By David Swanson
A constituent of Senator Jay Rockefeller, chair of the Senate Intelligence Committee, sent his office an article I wrote lamenting his failure to conduct over the past 10 months the investigation of White House war lies that he spent the previous three years criticizing the Republicans for not doing.
Rockefeller’s office replied thus: “The Committee is still working on a final report that examines public statements by government officials and whether they were supported by the underlying intelligence. As soon as it is completed, it will be promptly released to the public.”
Asked about the related never-done report on intelligence activities relating to Iraq conducted by the Policy Counterterrorism Evaluation Group (PCTEG) and the Office of Special Plans within the Office of the Under Secretary of Defense for Policy, Rockefeller’s office said it might not bother to do that report since the Pentagon has already conducted its own investigation of the Office of Special Plans.

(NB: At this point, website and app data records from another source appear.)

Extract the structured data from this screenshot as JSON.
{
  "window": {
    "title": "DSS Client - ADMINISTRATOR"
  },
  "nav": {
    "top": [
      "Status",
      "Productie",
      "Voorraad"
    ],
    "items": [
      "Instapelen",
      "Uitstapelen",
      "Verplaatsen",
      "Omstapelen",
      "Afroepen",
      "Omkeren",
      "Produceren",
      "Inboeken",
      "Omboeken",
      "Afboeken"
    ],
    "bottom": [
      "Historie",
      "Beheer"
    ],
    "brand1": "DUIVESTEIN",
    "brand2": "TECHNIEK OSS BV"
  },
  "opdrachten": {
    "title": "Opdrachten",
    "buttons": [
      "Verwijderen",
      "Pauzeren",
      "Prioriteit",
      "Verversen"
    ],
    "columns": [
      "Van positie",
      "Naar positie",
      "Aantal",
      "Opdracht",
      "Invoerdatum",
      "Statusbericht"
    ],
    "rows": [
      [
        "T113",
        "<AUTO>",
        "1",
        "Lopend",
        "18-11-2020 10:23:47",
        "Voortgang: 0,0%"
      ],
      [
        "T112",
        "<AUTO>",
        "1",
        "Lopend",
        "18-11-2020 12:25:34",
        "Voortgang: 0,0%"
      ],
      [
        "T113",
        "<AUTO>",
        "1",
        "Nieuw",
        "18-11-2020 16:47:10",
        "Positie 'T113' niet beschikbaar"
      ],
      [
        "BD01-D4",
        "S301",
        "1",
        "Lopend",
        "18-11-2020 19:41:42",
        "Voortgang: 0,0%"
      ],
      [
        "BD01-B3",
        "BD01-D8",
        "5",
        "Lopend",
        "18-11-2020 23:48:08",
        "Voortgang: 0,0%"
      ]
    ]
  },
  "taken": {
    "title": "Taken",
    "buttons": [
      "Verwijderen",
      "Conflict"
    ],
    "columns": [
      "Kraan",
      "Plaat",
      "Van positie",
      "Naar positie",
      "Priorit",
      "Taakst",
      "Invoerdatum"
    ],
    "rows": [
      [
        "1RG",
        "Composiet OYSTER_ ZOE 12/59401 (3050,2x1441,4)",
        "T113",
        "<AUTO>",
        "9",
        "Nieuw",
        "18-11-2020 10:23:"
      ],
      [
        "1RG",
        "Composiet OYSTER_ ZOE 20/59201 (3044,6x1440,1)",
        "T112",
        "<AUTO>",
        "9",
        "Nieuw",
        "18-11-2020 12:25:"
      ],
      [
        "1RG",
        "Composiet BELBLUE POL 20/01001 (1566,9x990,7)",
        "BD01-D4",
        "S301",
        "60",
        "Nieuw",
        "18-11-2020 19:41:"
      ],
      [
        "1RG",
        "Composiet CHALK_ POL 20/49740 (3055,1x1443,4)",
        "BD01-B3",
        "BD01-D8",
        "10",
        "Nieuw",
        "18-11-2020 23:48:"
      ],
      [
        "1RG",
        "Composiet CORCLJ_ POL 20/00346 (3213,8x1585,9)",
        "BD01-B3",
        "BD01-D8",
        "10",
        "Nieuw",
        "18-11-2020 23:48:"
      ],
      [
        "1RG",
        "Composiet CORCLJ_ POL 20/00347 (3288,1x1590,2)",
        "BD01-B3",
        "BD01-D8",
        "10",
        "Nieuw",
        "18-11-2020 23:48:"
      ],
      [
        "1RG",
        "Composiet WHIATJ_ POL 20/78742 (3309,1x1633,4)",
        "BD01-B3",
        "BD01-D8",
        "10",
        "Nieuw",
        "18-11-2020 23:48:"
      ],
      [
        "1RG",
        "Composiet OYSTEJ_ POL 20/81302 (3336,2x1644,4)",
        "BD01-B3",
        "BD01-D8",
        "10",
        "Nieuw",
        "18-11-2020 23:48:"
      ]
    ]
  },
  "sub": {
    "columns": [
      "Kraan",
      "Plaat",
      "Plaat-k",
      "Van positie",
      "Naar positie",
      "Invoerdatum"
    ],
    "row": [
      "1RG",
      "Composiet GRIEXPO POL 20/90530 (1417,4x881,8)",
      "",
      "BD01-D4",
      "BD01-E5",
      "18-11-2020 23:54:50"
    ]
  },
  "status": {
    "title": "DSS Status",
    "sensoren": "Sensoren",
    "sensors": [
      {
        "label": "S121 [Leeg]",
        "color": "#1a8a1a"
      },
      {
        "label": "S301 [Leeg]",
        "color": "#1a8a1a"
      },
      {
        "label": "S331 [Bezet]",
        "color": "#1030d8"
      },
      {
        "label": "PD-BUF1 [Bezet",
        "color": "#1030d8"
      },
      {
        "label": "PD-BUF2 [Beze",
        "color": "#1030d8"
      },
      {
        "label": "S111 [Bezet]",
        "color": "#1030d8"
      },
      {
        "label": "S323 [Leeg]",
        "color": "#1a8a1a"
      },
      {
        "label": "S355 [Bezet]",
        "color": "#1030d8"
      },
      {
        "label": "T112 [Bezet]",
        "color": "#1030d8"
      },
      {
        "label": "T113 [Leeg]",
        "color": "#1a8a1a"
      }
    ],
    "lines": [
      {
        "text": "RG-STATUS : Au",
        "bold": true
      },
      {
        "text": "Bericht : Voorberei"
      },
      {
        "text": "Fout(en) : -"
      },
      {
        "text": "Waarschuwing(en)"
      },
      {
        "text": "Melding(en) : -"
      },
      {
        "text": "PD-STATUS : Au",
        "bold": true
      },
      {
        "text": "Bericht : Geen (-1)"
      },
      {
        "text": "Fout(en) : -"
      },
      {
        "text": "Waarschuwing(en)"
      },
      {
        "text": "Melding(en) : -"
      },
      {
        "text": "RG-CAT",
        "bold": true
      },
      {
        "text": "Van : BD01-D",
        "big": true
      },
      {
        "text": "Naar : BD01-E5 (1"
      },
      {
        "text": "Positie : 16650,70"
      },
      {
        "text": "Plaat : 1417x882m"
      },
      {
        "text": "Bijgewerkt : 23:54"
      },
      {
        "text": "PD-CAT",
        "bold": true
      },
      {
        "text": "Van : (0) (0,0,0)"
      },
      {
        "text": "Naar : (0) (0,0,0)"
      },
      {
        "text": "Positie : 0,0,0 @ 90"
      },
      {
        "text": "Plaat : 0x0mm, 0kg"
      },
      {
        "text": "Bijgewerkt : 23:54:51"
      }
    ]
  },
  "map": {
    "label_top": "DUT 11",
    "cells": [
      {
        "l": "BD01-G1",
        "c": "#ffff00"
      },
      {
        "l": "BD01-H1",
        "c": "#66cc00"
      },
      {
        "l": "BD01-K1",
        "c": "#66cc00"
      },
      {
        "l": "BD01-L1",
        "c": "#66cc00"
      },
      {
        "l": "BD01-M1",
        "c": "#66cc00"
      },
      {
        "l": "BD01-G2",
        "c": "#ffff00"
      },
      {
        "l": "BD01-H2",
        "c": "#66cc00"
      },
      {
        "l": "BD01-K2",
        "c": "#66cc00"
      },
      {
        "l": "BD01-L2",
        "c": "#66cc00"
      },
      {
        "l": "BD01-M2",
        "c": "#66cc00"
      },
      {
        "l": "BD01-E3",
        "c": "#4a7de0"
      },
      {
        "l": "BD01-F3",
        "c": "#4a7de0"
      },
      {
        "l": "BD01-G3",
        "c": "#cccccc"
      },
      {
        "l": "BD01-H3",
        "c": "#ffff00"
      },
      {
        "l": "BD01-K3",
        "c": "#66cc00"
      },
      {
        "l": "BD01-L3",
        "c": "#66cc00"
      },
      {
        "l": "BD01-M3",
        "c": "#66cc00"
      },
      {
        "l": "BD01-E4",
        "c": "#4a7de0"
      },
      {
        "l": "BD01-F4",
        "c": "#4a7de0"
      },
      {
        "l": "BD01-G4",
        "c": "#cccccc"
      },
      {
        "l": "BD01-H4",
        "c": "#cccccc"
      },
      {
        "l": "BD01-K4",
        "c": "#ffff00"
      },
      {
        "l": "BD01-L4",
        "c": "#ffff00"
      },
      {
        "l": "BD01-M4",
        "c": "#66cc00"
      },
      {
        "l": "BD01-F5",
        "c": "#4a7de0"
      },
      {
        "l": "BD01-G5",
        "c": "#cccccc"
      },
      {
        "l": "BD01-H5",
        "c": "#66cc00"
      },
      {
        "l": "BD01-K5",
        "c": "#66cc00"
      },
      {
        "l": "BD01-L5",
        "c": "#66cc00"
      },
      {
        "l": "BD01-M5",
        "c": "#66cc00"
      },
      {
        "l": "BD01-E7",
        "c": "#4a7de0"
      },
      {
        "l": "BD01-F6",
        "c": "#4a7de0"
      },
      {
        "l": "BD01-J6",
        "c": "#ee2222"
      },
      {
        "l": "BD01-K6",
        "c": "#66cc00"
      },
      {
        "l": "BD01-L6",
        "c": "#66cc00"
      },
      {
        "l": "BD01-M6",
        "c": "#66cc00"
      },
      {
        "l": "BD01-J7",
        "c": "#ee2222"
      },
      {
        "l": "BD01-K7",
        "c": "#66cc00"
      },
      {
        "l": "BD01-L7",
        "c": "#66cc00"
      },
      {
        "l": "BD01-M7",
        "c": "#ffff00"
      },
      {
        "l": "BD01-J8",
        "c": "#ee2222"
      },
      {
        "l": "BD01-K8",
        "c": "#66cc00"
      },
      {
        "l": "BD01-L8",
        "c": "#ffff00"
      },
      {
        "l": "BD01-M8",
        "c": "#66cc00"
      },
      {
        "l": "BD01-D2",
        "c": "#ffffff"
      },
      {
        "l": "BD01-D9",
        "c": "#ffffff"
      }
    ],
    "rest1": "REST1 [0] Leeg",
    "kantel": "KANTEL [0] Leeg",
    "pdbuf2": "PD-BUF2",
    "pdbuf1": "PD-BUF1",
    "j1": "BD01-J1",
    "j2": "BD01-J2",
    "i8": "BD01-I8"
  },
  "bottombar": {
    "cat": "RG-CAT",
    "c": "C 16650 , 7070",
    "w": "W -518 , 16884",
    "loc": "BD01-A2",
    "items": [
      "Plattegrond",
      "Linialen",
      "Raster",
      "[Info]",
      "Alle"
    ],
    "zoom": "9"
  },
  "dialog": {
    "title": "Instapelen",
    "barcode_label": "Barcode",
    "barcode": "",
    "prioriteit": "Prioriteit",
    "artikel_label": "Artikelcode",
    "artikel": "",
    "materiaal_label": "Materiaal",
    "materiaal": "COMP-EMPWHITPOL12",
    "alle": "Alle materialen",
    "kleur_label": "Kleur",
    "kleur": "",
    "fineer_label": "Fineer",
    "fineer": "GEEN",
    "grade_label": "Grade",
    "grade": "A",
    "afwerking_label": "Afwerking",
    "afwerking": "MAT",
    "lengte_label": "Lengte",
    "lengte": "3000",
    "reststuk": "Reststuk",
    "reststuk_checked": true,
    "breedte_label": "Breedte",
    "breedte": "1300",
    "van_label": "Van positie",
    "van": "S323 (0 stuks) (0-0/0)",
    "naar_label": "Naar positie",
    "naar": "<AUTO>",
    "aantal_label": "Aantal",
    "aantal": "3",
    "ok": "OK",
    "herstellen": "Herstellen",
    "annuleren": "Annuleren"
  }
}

As to when they would produce the report they claim they are working on, Rockefeller’s staff refused to say. Back in January, they told the same constituent they planned to have all three of the reports then remaining completed by late spring or early summer. Instead, they’ve completed one, dropped one, and claim to still be working on the key report that everyone has been waiting years for, the same report that Rockefeller and Reid forced the Senate into closed session two years ago in an attempt to force the Republicans to produce.
In September, Rockefeller’s office told the same constituent that the remaining two reports had in fact been completed but were being reviewed by the Department of Homeland Security. If that was true, it’s safe to assume that the White House is blocking release of the report and Rockefeller is cooperatively not saying so. If it’s not true, and if the key report, the one on whether Bush and Cheney were lying, has still not been done, my guess is Rockefeller will either never release it or release it shortly before the 2008 elections, and I lean strongly toward the former.
Like a rock.
Soft on Bush and Cheney.
Tough on Iraqi children.
Send the Senate a country road.
Take him home, to the place he belongs, West Virginia.